Here’s the trouble with losing weight: I am not a skinny little broomstick. I never was, even at my skinniest. When I weighed 125 pounds, I still had curves. So, there are two choices when dealing with men’s shallowness: Accept loneliness and hate myself, or find a man who is not so shallow. But where is a man who is not as shallow? How far away from the media must I roam to find this golden man?
Recently, I’ve been going over some of my posts. I’ve noticed a pattern of pity and self-loathing. Will I die alone? Am I pretty enough for love? Am I too fat for love? It has come to me what I have been doing, and what drives these posts. I have been listening to what the haters say, and not what the people who love me say. It’s a vicious cycle. The haters scream and shout, while those who love you are drowned out. It’s vicious what I’ve been listening to. Well, it’s time to make a definite change. I’ve come here to say NO MORE. It’s time I reverse my ears and listen to those who really love me – those who say that love is there, even if it’s not in a partner.

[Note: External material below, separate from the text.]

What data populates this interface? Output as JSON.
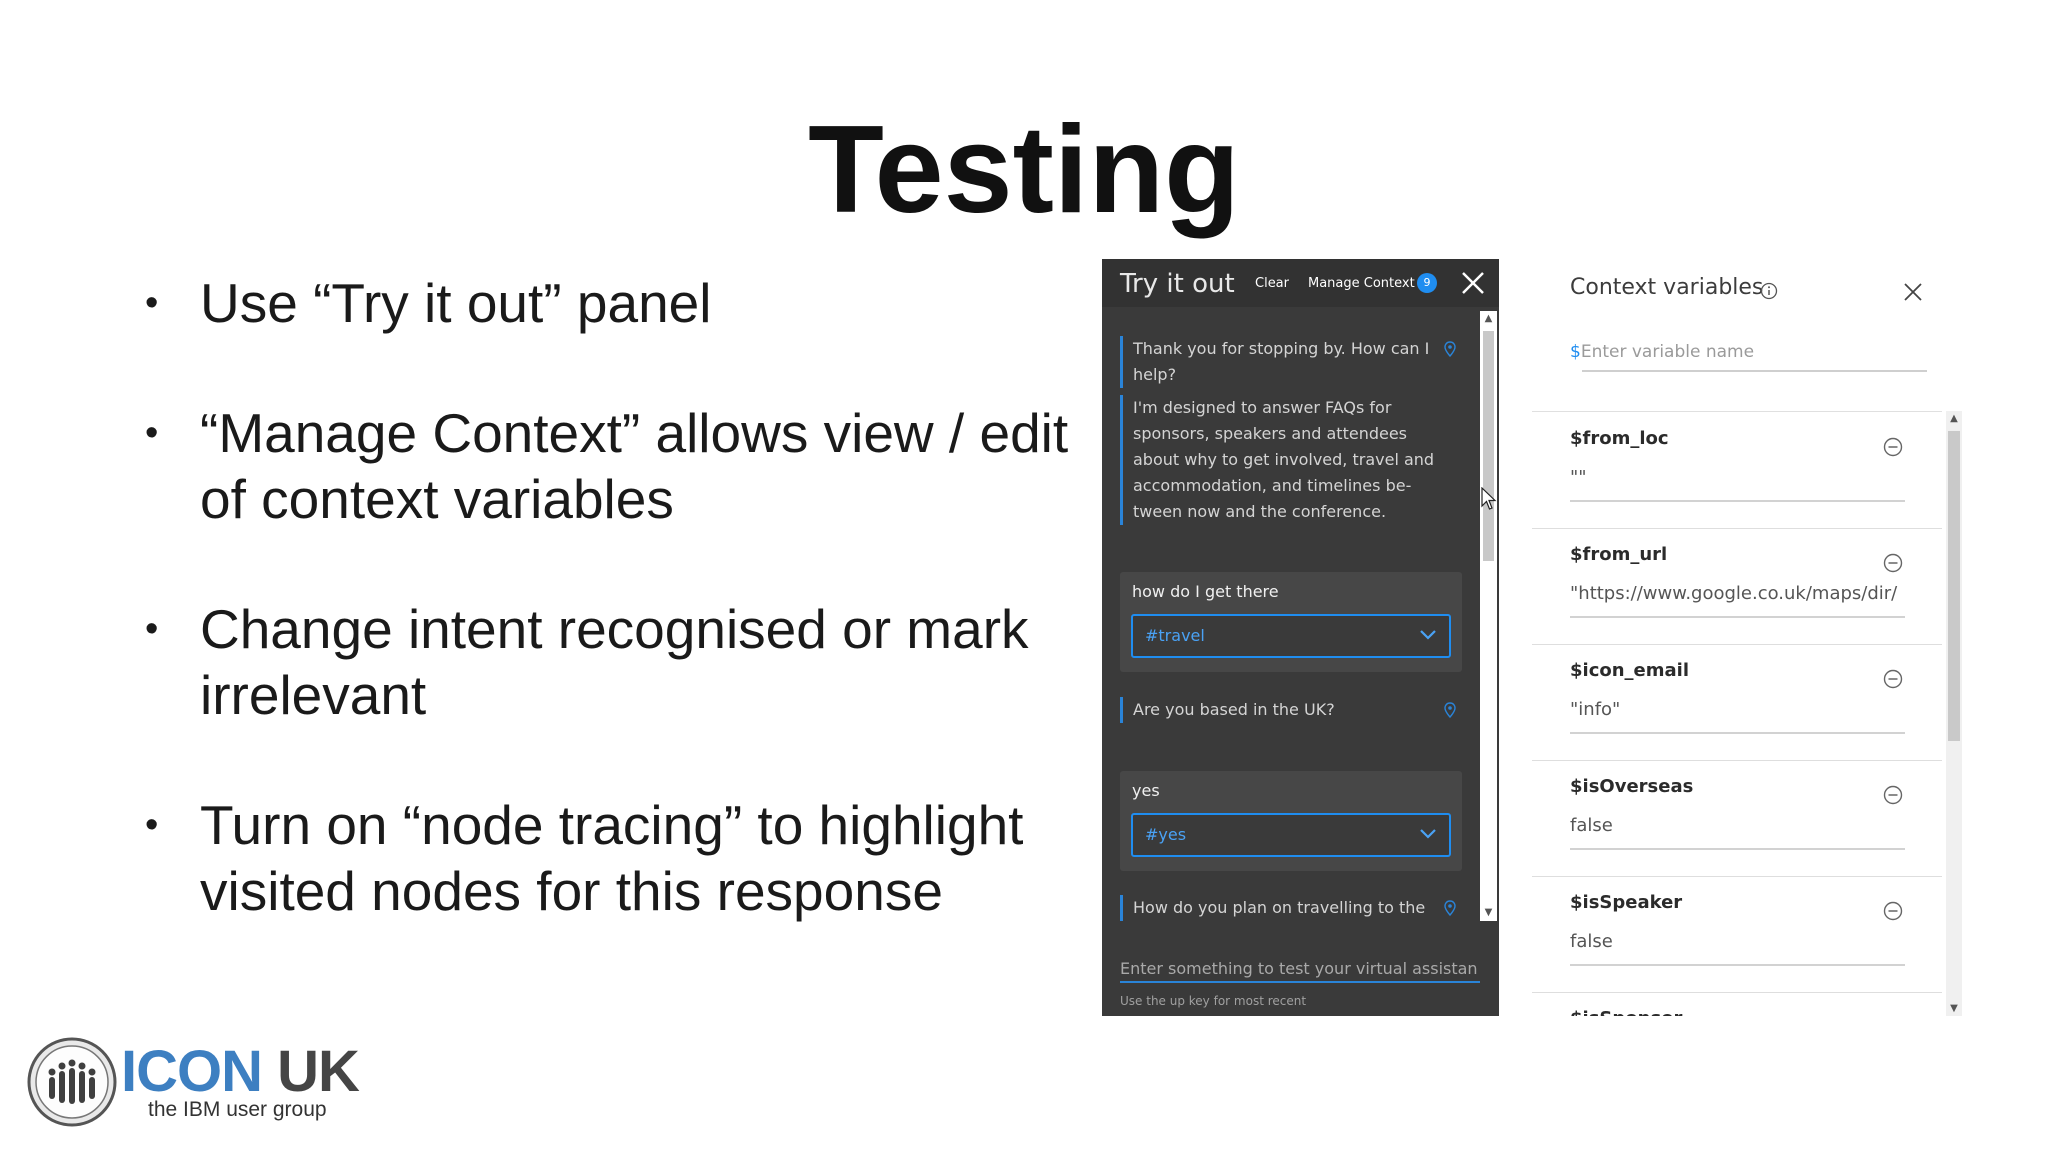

Autistic people find love. I have known a chemist/inventor who has been in Time Magazine, and she has been married for years. Of course, no one has to marry their partner, but isn’t that sweet? I have decided this: If I am bound to find a soul mate, they will come at the right time. If not, oh well. Maybe I can look at the other ways people can be loved – you know, without partners.
I’m going to go off script and talk about this – it’s related: Ashley Graham – yes, the plus-size Sports Illustrated swimsuit cover model – says she’s not ashamed of her body. Why should she be ashamed of it? She’s a Sports Illustrated swimsuit cover model! Even now, I can hear the cracking and crumbling of the plaster statue of broomstick beauty dictatorship. I’m not a broomstick, but why does that have to shut me out of love and acceptance? It’s sickening.
The worst part of it is this: It recurs almost every now and then. It’s like a pain that flares up with this trigger or that trigger, and I want it to stop. I want to stop feeling like I am inadequate to find and give/receive love. I’m tired of being disqualified because of things I can barely control, let alone things I can NOT control. I can’t control that I’m autistic. I can’t control that I’m short and stocky. I can’t control your attitude, either. So why lament about it?